He noted that the Aurora lie in rings that surround the northern and southern magnetic poles. The expert, who is a professor of space environment physics at the University of Reading, added that the lights are caused by energetic particles that hit the Earth’s upper atmosphere and make it glow.
Adding clarification, he remarked: “It is often said that these particles come from the sun but for most auroras this is inaccurate. It is true that there is a stream of supersonic charged particles that is emitted from the extremely hot solar atmosphere and the Aurora is powered by energy extracted from this ‘solar wind’ as it passes Earth.”
Professor Lockwood went on to point out that different colours arise because of the various atmospheric gases involved and because of the different energies of precipitating particles.
The dominant colour, he noted, is pale green and it arises from oxygen gas at around 62 miles up. However, Oxygen is also made to glow red by lower energy particles that do not penetrate as far into the atmosphere. About this, he added: “The red tends to be seen above the green, coming from about 95 to 250 miles.”
Meanwhile, he went on to state that the green Aurora of the night side oval is usually somewhere over mainland Norway and it forms one or more “waving curtains” from horizon to horizon. He also stated: “One can often see a purple lower rim that is emission from nitrogen gas.”
Every year, the Aurora peaks in activity around the March and September equinoxes, when the tilt of the Earth’s axis “favours energy extraction from the solar wind”, the professor suggested.
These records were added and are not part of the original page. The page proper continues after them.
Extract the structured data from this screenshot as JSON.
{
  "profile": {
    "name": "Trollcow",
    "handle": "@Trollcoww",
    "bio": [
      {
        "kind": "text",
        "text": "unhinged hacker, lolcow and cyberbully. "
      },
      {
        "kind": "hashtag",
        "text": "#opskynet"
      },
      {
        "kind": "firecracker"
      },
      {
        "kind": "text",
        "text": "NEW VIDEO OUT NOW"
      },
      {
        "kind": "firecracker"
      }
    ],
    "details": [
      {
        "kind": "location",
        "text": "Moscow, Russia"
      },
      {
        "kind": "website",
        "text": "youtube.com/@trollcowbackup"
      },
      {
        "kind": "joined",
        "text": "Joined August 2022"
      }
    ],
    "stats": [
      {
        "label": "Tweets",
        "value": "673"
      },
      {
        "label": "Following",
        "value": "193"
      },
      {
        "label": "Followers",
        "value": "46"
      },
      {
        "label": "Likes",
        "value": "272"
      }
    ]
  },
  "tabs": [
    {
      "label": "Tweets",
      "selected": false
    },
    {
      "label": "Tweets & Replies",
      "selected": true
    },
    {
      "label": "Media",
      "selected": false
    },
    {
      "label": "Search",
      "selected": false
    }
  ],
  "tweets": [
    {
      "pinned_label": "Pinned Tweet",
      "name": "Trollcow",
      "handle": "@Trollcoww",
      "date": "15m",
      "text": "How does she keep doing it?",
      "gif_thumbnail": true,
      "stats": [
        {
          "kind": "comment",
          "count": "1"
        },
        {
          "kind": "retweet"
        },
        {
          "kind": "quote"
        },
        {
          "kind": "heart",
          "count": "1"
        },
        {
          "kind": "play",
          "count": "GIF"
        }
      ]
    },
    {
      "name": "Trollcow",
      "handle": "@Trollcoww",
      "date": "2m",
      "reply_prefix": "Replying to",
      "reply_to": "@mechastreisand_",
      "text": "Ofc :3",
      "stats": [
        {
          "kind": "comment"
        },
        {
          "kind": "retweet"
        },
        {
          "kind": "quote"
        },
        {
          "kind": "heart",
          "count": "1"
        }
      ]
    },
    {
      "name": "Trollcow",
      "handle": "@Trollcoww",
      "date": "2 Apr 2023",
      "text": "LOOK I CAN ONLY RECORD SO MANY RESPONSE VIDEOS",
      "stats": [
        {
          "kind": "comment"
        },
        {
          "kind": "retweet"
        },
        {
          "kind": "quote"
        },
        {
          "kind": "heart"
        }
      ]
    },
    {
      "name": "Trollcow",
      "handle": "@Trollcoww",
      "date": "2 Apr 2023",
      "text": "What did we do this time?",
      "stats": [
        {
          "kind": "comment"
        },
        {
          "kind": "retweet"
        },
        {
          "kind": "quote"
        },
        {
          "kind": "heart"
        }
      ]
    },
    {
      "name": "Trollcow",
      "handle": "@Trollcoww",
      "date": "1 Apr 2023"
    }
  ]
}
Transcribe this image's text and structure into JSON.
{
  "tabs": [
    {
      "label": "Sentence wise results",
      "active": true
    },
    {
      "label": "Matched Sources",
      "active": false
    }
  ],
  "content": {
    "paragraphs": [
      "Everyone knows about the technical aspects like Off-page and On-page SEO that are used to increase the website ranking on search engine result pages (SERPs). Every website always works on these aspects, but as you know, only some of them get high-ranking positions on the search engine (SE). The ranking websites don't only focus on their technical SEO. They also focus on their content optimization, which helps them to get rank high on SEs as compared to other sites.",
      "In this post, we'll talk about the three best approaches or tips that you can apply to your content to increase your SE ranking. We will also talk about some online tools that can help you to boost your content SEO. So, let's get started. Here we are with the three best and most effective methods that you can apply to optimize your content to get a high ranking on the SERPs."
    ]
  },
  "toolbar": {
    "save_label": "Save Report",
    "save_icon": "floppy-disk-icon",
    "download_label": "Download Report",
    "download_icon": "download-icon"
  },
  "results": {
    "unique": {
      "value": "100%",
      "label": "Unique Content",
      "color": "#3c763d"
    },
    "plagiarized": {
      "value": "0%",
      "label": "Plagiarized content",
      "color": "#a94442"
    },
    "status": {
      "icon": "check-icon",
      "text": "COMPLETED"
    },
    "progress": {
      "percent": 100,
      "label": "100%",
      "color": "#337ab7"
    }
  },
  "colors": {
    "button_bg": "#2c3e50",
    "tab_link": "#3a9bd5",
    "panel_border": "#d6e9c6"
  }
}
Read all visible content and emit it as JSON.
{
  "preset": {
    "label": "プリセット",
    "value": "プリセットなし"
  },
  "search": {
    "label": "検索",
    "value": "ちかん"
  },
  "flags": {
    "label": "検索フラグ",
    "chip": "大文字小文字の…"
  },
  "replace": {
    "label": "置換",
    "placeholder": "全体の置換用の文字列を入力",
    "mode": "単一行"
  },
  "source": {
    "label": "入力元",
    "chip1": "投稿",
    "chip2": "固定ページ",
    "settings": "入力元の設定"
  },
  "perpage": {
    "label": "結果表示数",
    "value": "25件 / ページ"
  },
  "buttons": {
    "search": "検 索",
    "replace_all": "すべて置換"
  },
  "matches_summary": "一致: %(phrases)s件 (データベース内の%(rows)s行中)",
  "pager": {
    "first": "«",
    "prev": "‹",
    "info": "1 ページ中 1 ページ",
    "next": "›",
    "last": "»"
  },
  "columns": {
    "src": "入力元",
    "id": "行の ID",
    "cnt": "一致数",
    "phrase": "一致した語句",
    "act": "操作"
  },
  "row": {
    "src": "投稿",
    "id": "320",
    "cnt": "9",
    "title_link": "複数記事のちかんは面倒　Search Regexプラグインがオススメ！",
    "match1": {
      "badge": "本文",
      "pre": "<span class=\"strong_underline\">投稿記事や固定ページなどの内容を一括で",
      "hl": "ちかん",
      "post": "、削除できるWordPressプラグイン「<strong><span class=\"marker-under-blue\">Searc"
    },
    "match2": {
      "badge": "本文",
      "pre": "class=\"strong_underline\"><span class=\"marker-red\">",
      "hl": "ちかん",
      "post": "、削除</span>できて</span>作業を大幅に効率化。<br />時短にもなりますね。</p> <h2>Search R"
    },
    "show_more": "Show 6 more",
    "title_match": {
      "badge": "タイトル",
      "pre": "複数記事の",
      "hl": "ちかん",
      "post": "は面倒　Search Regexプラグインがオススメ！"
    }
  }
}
When people want to witness this phenomenon for themselves, they can book special Northern Lights holidays.